As you can see from the picture, my 46 year old switchgear on the RH side is rather cruddy although all of the services still work. Ideally , I’d like to give it a thorough clean and regrease. However, having stripped down some switches in the past, I don’t want to end up making it unserviceable. Does it strip down simply, and does it go back together easily too?
Yes, but do it inside a clear plastic bag as springs and balls will go flying about, clean all the contacts and reassemble with silicone grease, the alloy case will polish up nicely with a powered mop.
The small screws that hold the conntacterer part in place are steel, self tapped into soft ally. You only get a couple goes at rescrewing them. Also in the picture (from the front of the bike) you can see 4 holes where the fixing screws fix the whole gubbins with the lever to the handle bar, if these strip or fail then the brake and clutch lever comes 'off in your hand'. I don't know if there is a sensible answer to this but after some dismantling and mantling one wonders about the strength/safety of this department? Especial after nearly 50 yrs since the switch was made.
Any ides anyone.
I’m going to be extremely careful how I go about pulling them apart, I my even chicken out after giving them as deep a clean as I can without actually dismantling further. I’ll be even more careful with the 4 screws as well.
Try measuring resistance then washing out with WD 40, then something like Isopropy Alcohol followed by electrical contact cleaner.
I chickened out. I simply washed them both out with brake cleaner and electrical contact cleaner. I’ll review my actions if either of them develop a problem.
The silicone grease is to protect the contacts from moisture, did mine 29 years ago and no issues including the kill switch. They are not sealed switches, water will enter.
No, I haven’t forgotten the silicone grease John, all nicely lubed and protected.
I agree with Al about the four tiny clamping screws — a dodgy scheme when new, and frankly insane to rely on as a way of keeping one's brake lever attached now that they are approaching their golden jubilee.
There are plenty of serviceable period Japanese front brake master cylinders out there with robust stud and nut clamping systems.
Of course this may involve making alternative arrangements for switchgear if one is running indicators.
If attempting to retain a sense of originality were not critical then I’d be simply changing to a modern Japanese switchgear and master cylinder setup. I’ve seen plenty of very nice creations on the CNW website of how they’ve changed the styling, and they’re very tempting. However I must realise that at my time of life I don’t really now want to go down the modification route. My other bikes are almost 100% the way they came out of their respective factories despite being 20 and 21 years old (they’re almost new).
LUCAS switch repair kits are available via a certain auction site. They come with new springs and ball bearings' should you lose one.
This is not as daunting as you might imagine. I recently took mine apart, no trouble.
I did all the work in a plastic sink bowl.
Just be gentle with the self tapping screws. If you hold them in your fingers and rotate them you'll feel when they drop into the thread they had originally cut; then, just tighten them up but gently. The thing is not to cut 'new threads' when doing them up.
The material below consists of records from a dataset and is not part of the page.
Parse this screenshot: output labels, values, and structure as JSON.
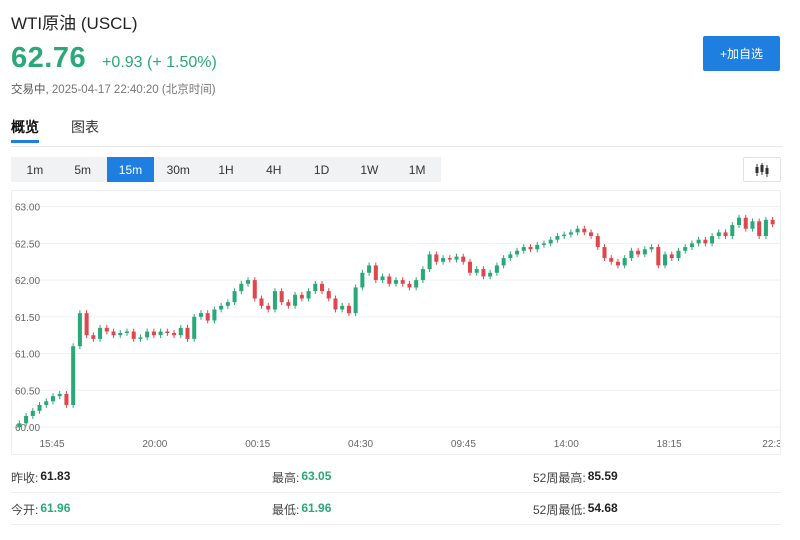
{
  "header": {
    "title": "WTI原油  (USCL)",
    "price": "62.76",
    "change": "+0.93 (+ 1.50%)",
    "status": "交易中,",
    "time": " 2025-04-17 22:40:20 (北京时间)",
    "add_button": "+加自选"
  },
  "tabs": [
    {
      "label": "概览",
      "active": true
    },
    {
      "label": "图表",
      "active": false
    }
  ],
  "timeframes": [
    {
      "label": "1m",
      "active": false
    },
    {
      "label": "5m",
      "active": false
    },
    {
      "label": "15m",
      "active": true
    },
    {
      "label": "30m",
      "active": false
    },
    {
      "label": "1H",
      "active": false
    },
    {
      "label": "4H",
      "active": false
    },
    {
      "label": "1D",
      "active": false
    },
    {
      "label": "1W",
      "active": false
    },
    {
      "label": "1M",
      "active": false
    }
  ],
  "chart_type_icon": "candlestick-icon",
  "colors": {
    "up": "#2aa877",
    "down": "#e0464d",
    "accent": "#1f7fe0"
  },
  "chart_data": {
    "type": "candlestick",
    "ylim": [
      60.0,
      63.05
    ],
    "yticks": [
      "63.00",
      "62.50",
      "62.00",
      "61.50",
      "61.00",
      "60.50",
      "60.00"
    ],
    "ytick_values": [
      63.0,
      62.5,
      62.0,
      61.5,
      61.0,
      60.5,
      60.0
    ],
    "xticks": [
      "15:45",
      "20:00",
      "00:15",
      "04:30",
      "09:45",
      "14:00",
      "18:15",
      "22:3"
    ],
    "closes": [
      60.05,
      60.15,
      60.22,
      60.3,
      60.35,
      60.42,
      60.45,
      60.3,
      61.1,
      61.55,
      61.25,
      61.2,
      61.35,
      61.3,
      61.25,
      61.28,
      61.3,
      61.2,
      61.22,
      61.3,
      61.25,
      61.3,
      61.28,
      61.25,
      61.35,
      61.2,
      61.5,
      61.55,
      61.45,
      61.6,
      61.65,
      61.7,
      61.85,
      61.95,
      62.0,
      61.75,
      61.65,
      61.6,
      61.85,
      61.7,
      61.65,
      61.8,
      61.75,
      61.85,
      61.95,
      61.85,
      61.75,
      61.6,
      61.65,
      61.55,
      61.9,
      62.1,
      62.2,
      62.0,
      62.05,
      61.95,
      62.0,
      61.95,
      61.9,
      62.0,
      62.15,
      62.35,
      62.25,
      62.3,
      62.28,
      62.32,
      62.25,
      62.1,
      62.15,
      62.05,
      62.1,
      62.2,
      62.3,
      62.35,
      62.4,
      62.45,
      62.42,
      62.48,
      62.5,
      62.55,
      62.6,
      62.62,
      62.65,
      62.7,
      62.65,
      62.6,
      62.45,
      62.3,
      62.25,
      62.2,
      62.3,
      62.4,
      62.35,
      62.42,
      62.45,
      62.2,
      62.35,
      62.3,
      62.4,
      62.45,
      62.5,
      62.55,
      62.5,
      62.6,
      62.65,
      62.6,
      62.75,
      62.85,
      62.7,
      62.8,
      62.6,
      62.82,
      62.76
    ],
    "opens": [
      60.0,
      60.05,
      60.15,
      60.22,
      60.3,
      60.35,
      60.42,
      60.45,
      60.3,
      61.1,
      61.55,
      61.25,
      61.2,
      61.35,
      61.3,
      61.25,
      61.28,
      61.3,
      61.2,
      61.22,
      61.3,
      61.25,
      61.3,
      61.28,
      61.25,
      61.35,
      61.2,
      61.5,
      61.55,
      61.45,
      61.6,
      61.65,
      61.7,
      61.85,
      61.95,
      62.0,
      61.75,
      61.65,
      61.6,
      61.85,
      61.7,
      61.65,
      61.8,
      61.75,
      61.85,
      61.95,
      61.85,
      61.75,
      61.6,
      61.65,
      61.55,
      61.9,
      62.1,
      62.2,
      62.0,
      62.05,
      61.95,
      62.0,
      61.95,
      61.9,
      62.0,
      62.15,
      62.35,
      62.25,
      62.3,
      62.28,
      62.32,
      62.25,
      62.1,
      62.15,
      62.05,
      62.1,
      62.2,
      62.3,
      62.35,
      62.4,
      62.45,
      62.42,
      62.48,
      62.5,
      62.55,
      62.6,
      62.62,
      62.65,
      62.7,
      62.65,
      62.6,
      62.45,
      62.3,
      62.25,
      62.2,
      62.3,
      62.4,
      62.35,
      62.42,
      62.45,
      62.2,
      62.35,
      62.3,
      62.4,
      62.45,
      62.5,
      62.55,
      62.5,
      62.6,
      62.65,
      62.6,
      62.75,
      62.85,
      62.7,
      62.8,
      62.6,
      62.82
    ]
  },
  "stats": [
    [
      {
        "label": "昨收:",
        "value": "61.83",
        "color": "normal"
      },
      {
        "label": "最高:",
        "value": "63.05",
        "color": "green"
      },
      {
        "label": "52周最高:",
        "value": "85.59",
        "color": "normal"
      }
    ],
    [
      {
        "label": "今开:",
        "value": "61.96",
        "color": "green"
      },
      {
        "label": "最低:",
        "value": "61.96",
        "color": "green"
      },
      {
        "label": "52周最低:",
        "value": "54.68",
        "color": "normal"
      }
    ]
  ]
}
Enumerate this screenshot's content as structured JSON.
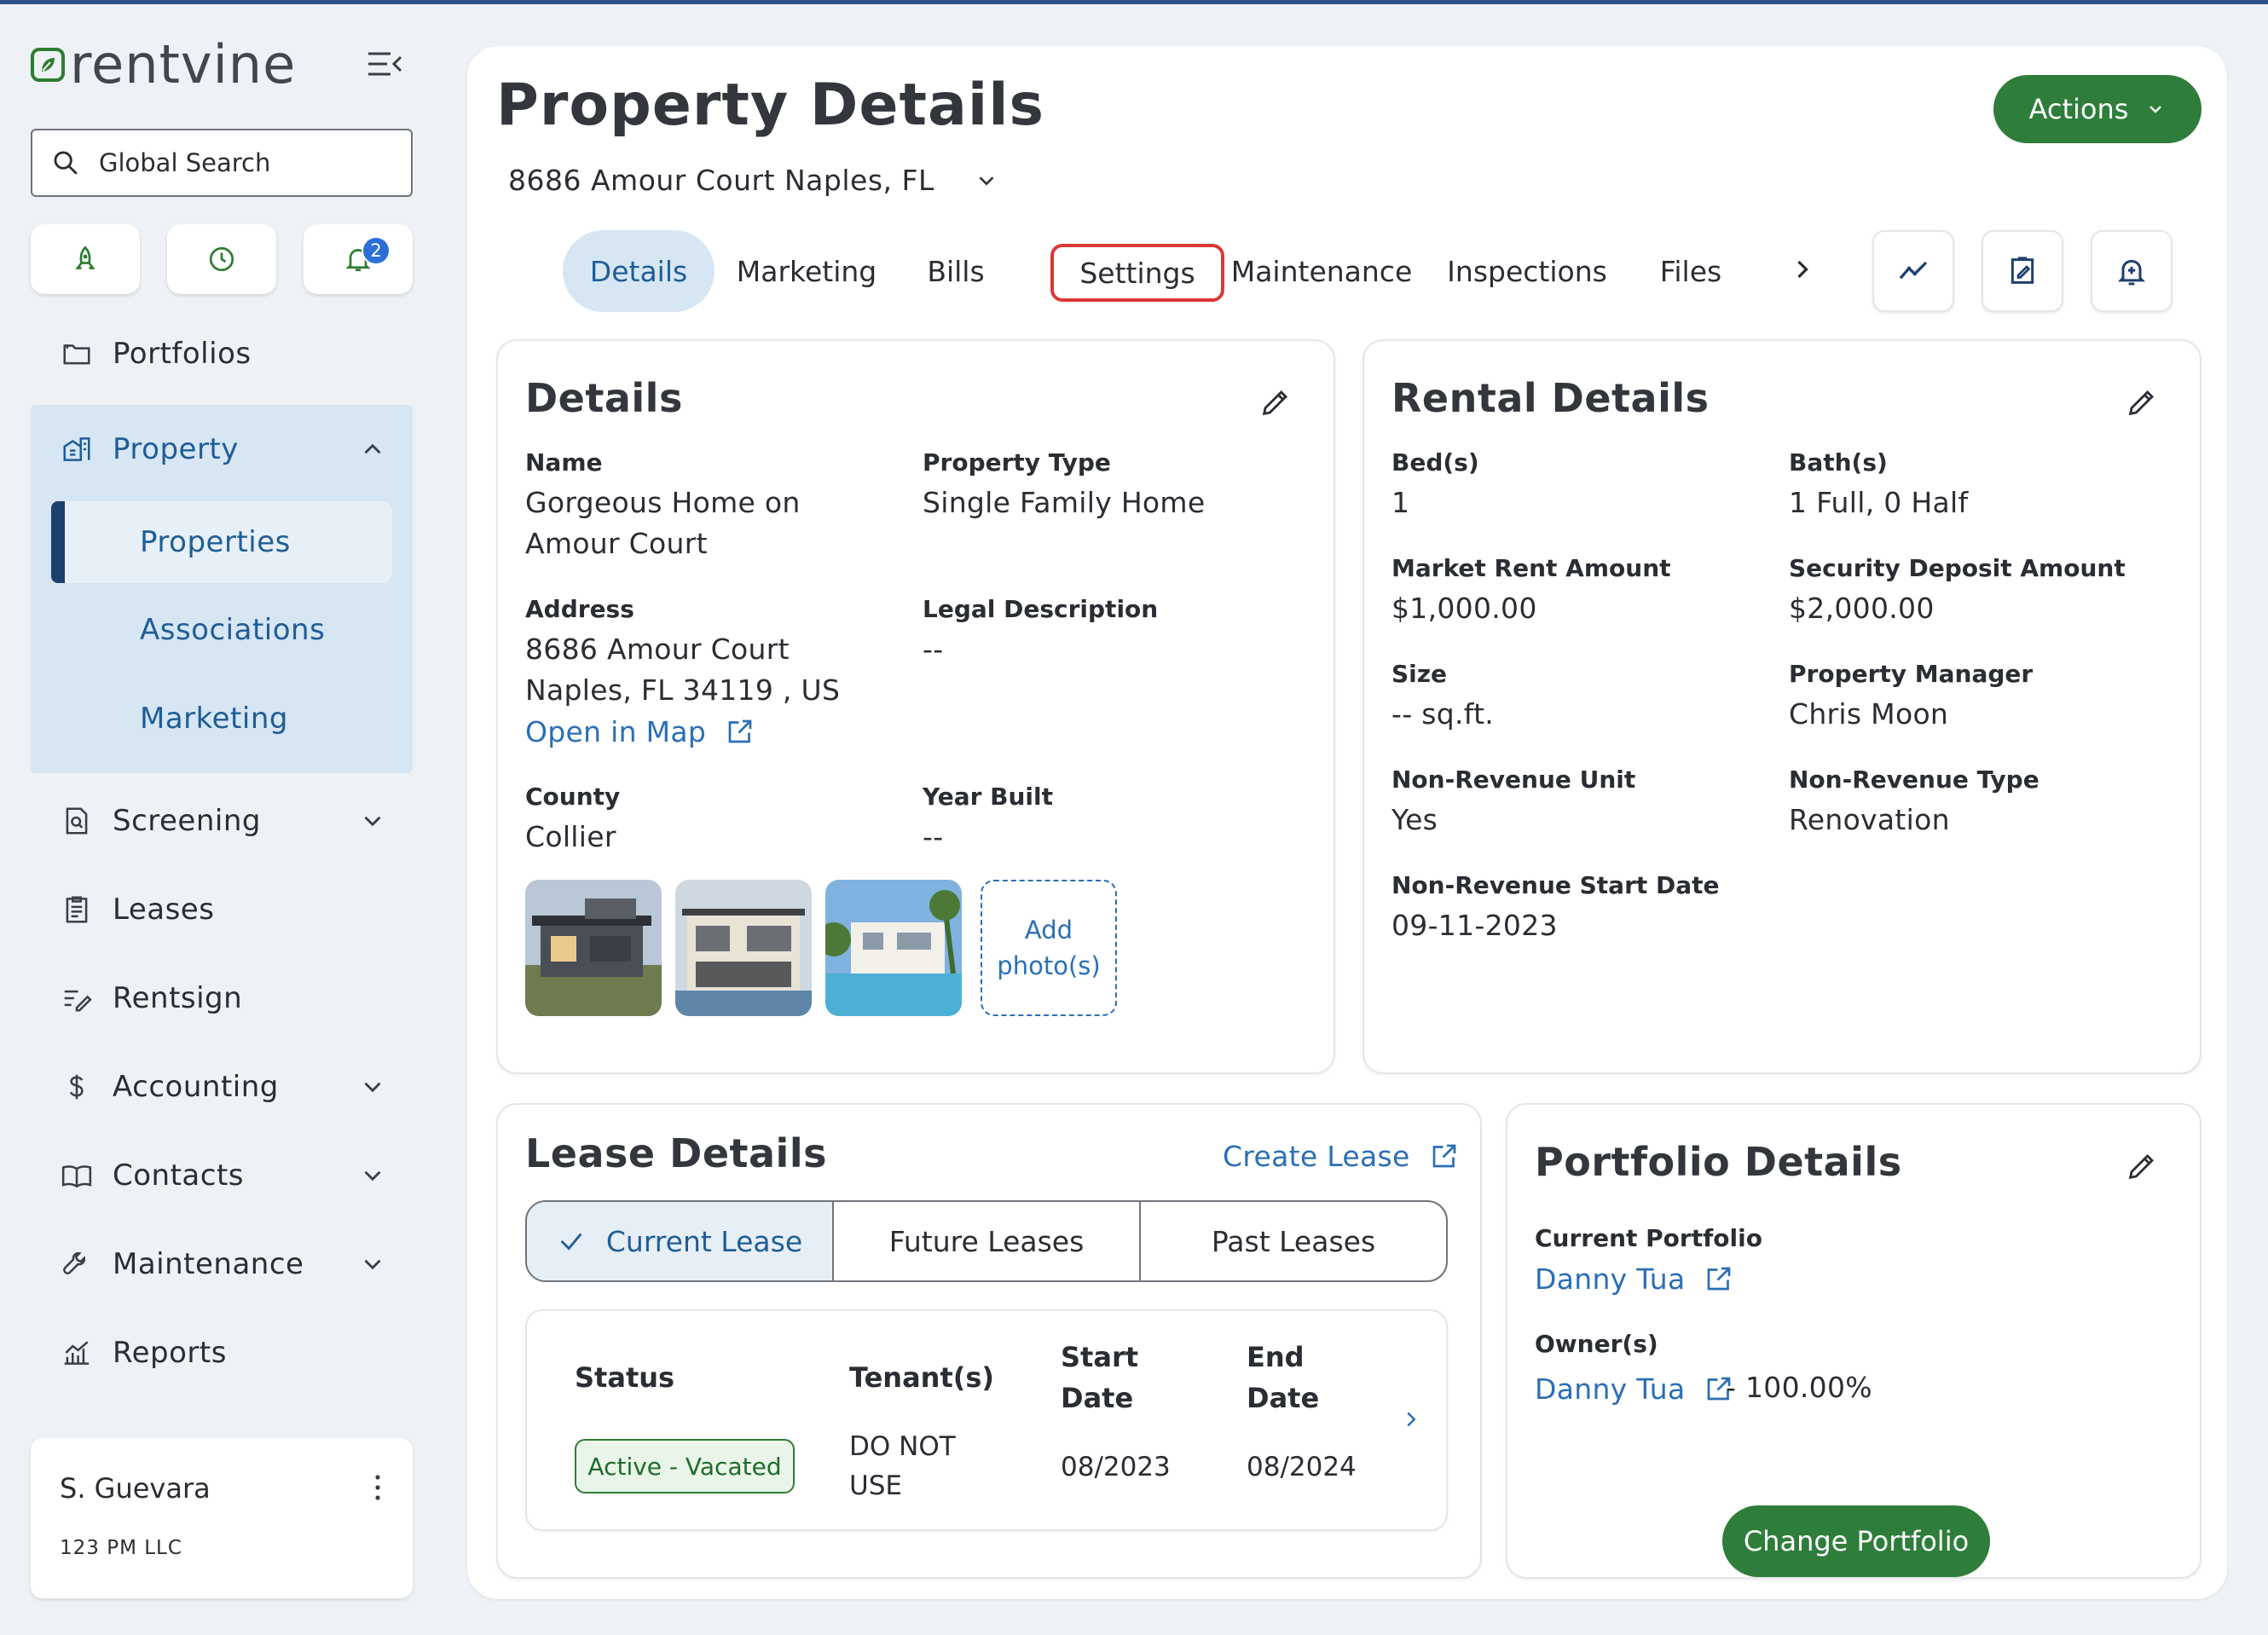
{
  "app": {
    "brand": "rentvine",
    "brand_color": "#2e7d32",
    "accent_color": "#2b6fb5"
  },
  "sidebar": {
    "search_label": "Global Search",
    "notification_count": "2",
    "nav": {
      "portfolios": "Portfolios",
      "property": "Property",
      "properties": "Properties",
      "associations": "Associations",
      "marketing": "Marketing",
      "screening": "Screening",
      "leases": "Leases",
      "rentsign": "Rentsign",
      "accounting": "Accounting",
      "contacts": "Contacts",
      "maintenance": "Maintenance",
      "reports": "Reports"
    },
    "user": {
      "name": "S. Guevara",
      "org": "123 PM LLC"
    }
  },
  "header": {
    "title": "Property Details",
    "address": "8686 Amour Court Naples, FL",
    "actions_label": "Actions"
  },
  "tabs": {
    "details": "Details",
    "marketing": "Marketing",
    "bills": "Bills",
    "settings": "Settings",
    "maintenance": "Maintenance",
    "inspections": "Inspections",
    "files": "Files"
  },
  "details_card": {
    "title": "Details",
    "name_label": "Name",
    "name_value": "Gorgeous Home on Amour Court",
    "type_label": "Property Type",
    "type_value": "Single Family Home",
    "address_label": "Address",
    "address_line1": "8686 Amour Court",
    "address_line2": "Naples, FL 34119 , US",
    "map_link": "Open in Map",
    "legal_label": "Legal Description",
    "legal_value": "--",
    "county_label": "County",
    "county_value": "Collier",
    "year_label": "Year Built",
    "year_value": "--",
    "add_photo": "Add photo(s)"
  },
  "rental_card": {
    "title": "Rental Details",
    "beds_label": "Bed(s)",
    "beds_value": "1",
    "baths_label": "Bath(s)",
    "baths_value": "1 Full, 0 Half",
    "rent_label": "Market Rent Amount",
    "rent_value": "$1,000.00",
    "deposit_label": "Security Deposit Amount",
    "deposit_value": "$2,000.00",
    "size_label": "Size",
    "size_value": "-- sq.ft.",
    "manager_label": "Property Manager",
    "manager_value": "Chris Moon",
    "nonrev_unit_label": "Non-Revenue Unit",
    "nonrev_unit_value": "Yes",
    "nonrev_type_label": "Non-Revenue Type",
    "nonrev_type_value": "Renovation",
    "nonrev_start_label": "Non-Revenue Start Date",
    "nonrev_start_value": "09-11-2023"
  },
  "lease_card": {
    "title": "Lease Details",
    "create_link": "Create Lease",
    "tab_current": "Current Lease",
    "tab_future": "Future Leases",
    "tab_past": "Past Leases",
    "col_status": "Status",
    "col_tenants": "Tenant(s)",
    "col_start": "Start Date",
    "col_end": "End Date",
    "row": {
      "status": "Active - Vacated",
      "tenants": "DO NOT USE",
      "start": "08/2023",
      "end": "08/2024"
    }
  },
  "portfolio_card": {
    "title": "Portfolio Details",
    "current_label": "Current Portfolio",
    "current_value": "Danny Tua",
    "owners_label": "Owner(s)",
    "owner_name": "Danny Tua",
    "owner_share": "- 100.00%",
    "change_label": "Change Portfolio"
  }
}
I re-used all of the original pieces.
are available down to 6BA at least.....
And so, of course I attempted to dismantle it as above. One screw came out ever so easily after a liberal amount of easing fluid.
the second one simply rounded its head and refused to turn. So I attacked it with a drill in order to remove the head, and then a carbide burr - which promptly broke off grrrr!
so I reassembled it with the intention of buying a complete new old stock one next week - whereupon it started to work perfectly, now held together with 1 screw and a rounded head.